(What needs to be done):
The records below hold pictures; please leave those out and retype the rest exactly.

━━━ Supplied material

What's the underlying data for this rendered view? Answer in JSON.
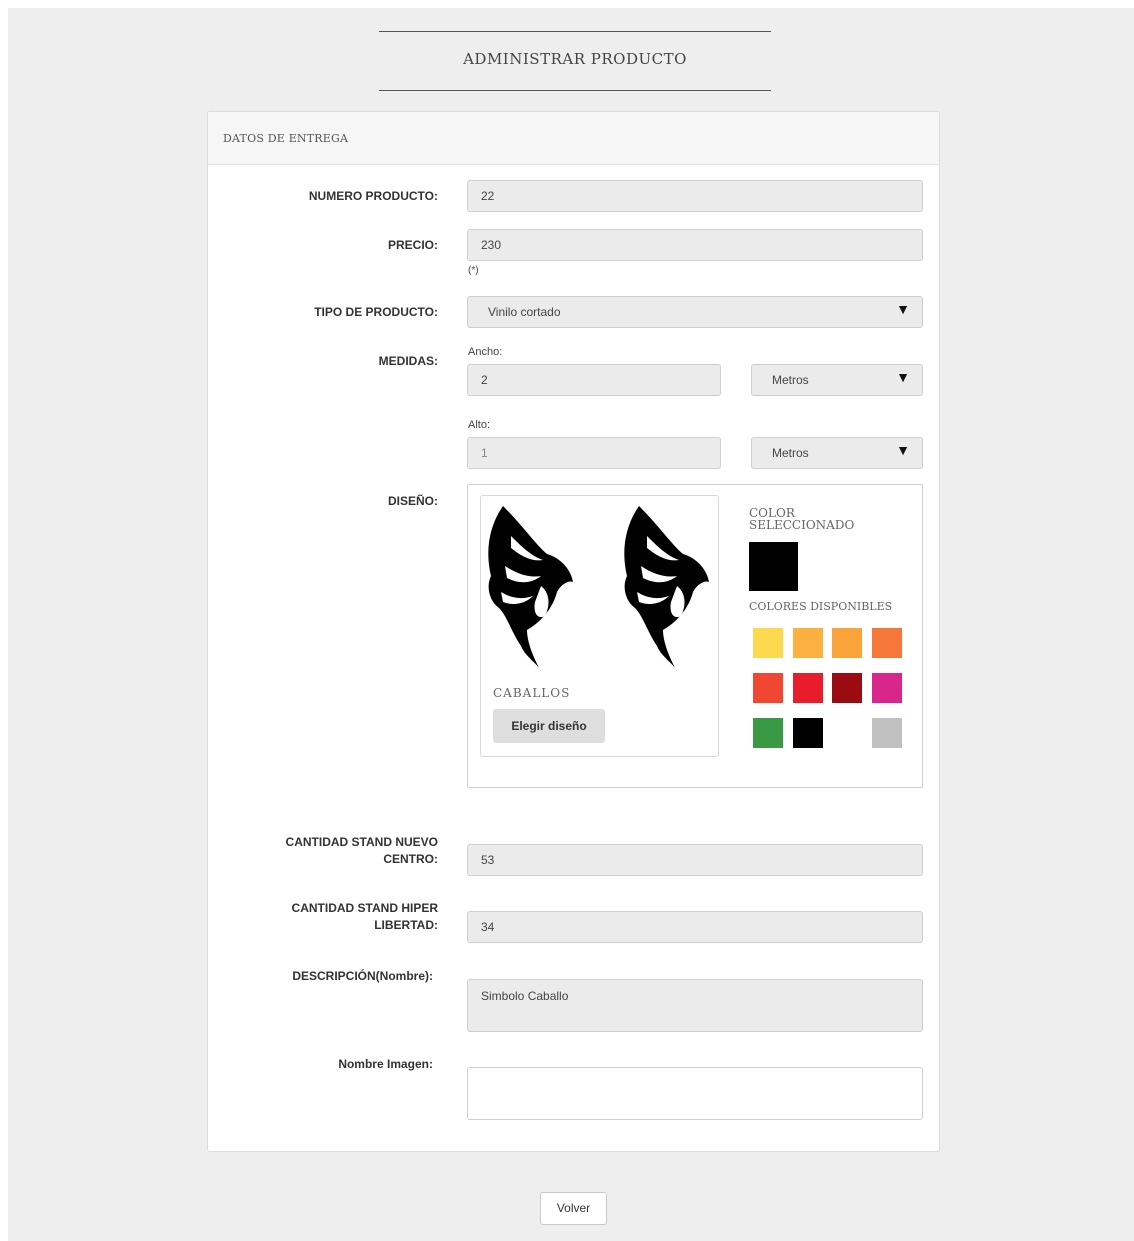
{
  "header": {
    "title": "ADMINISTRAR PRODUCTO"
  },
  "panel": {
    "title": "DATOS DE ENTREGA"
  },
  "form": {
    "numero_producto": {
      "label": "NUMERO PRODUCTO:",
      "value": "22"
    },
    "precio": {
      "label": "PRECIO:",
      "value": "230",
      "note": "(*)"
    },
    "tipo_producto": {
      "label": "TIPO DE PRODUCTO:",
      "value": "Vinilo cortado"
    },
    "medidas": {
      "label": "MEDIDAS:",
      "ancho_label": "Ancho:",
      "ancho_value": "2",
      "ancho_unit": "Metros",
      "alto_label": "Alto:",
      "alto_value": "1",
      "alto_unit": "Metros"
    },
    "diseno": {
      "label": "DISEÑO:",
      "design_name": "CABALLOS",
      "choose_button": "Elegir diseño",
      "selected_color_label": "COLOR SELECCIONADO",
      "selected_color": "#000000",
      "available_label": "COLORES DISPONIBLES",
      "colors": [
        "#fcd94e",
        "#fbb040",
        "#f9a33a",
        "#f7773b",
        "#f04632",
        "#e91c2b",
        "#9b0b12",
        "#d9268a",
        "#3a9a43",
        "#000000",
        "#ffffff",
        "#c0c0c0"
      ]
    },
    "stand_nuevo_centro": {
      "label_line1": "CANTIDAD STAND NUEVO",
      "label_line2": "CENTRO:",
      "value": "53"
    },
    "stand_hiper_libertad": {
      "label_line1": "CANTIDAD STAND HIPER",
      "label_line2": "LIBERTAD:",
      "value": "34"
    },
    "descripcion": {
      "label": "DESCRIPCIÓN(Nombre):",
      "value": "Simbolo Caballo"
    },
    "nombre_imagen": {
      "label": "Nombre Imagen:",
      "value": ""
    }
  },
  "footer": {
    "back_button": "Volver"
  }
}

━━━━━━

(Problem solution):
What's the underlying data for this rendered view? Answer in JSON.
{
  "header": {
    "title": "ADMINISTRAR PRODUCTO"
  },
  "panel": {
    "title": "DATOS DE ENTREGA"
  },
  "form": {
    "numero_producto": {
      "label": "NUMERO PRODUCTO:",
      "value": "22"
    },
    "precio": {
      "label": "PRECIO:",
      "value": "230",
      "note": "(*)"
    },
    "tipo_producto": {
      "label": "TIPO DE PRODUCTO:",
      "value": "Vinilo cortado"
    },
    "medidas": {
      "label": "MEDIDAS:",
      "ancho_label": "Ancho:",
      "ancho_value": "2",
      "ancho_unit": "Metros",
      "alto_label": "Alto:",
      "alto_value": "1",
      "alto_unit": "Metros"
    },
    "diseno": {
      "label": "DISEÑO:",
      "design_name": "CABALLOS",
      "choose_button": "Elegir diseño",
      "selected_color_label": "COLOR SELECCIONADO",
      "selected_color": "#000000",
      "available_label": "COLORES DISPONIBLES",
      "colors": [
        "#fcd94e",
        "#fbb040",
        "#f9a33a",
        "#f7773b",
        "#f04632",
        "#e91c2b",
        "#9b0b12",
        "#d9268a",
        "#3a9a43",
        "#000000",
        "#ffffff",
        "#c0c0c0"
      ]
    },
    "stand_nuevo_centro": {
      "label_line1": "CANTIDAD STAND NUEVO",
      "label_line2": "CENTRO:",
      "value": "53"
    },
    "stand_hiper_libertad": {
      "label_line1": "CANTIDAD STAND HIPER",
      "label_line2": "LIBERTAD:",
      "value": "34"
    },
    "descripcion": {
      "label": "DESCRIPCIÓN(Nombre):",
      "value": "Simbolo Caballo"
    },
    "nombre_imagen": {
      "label": "Nombre Imagen:",
      "value": ""
    }
  },
  "footer": {
    "back_button": "Volver"
  }
}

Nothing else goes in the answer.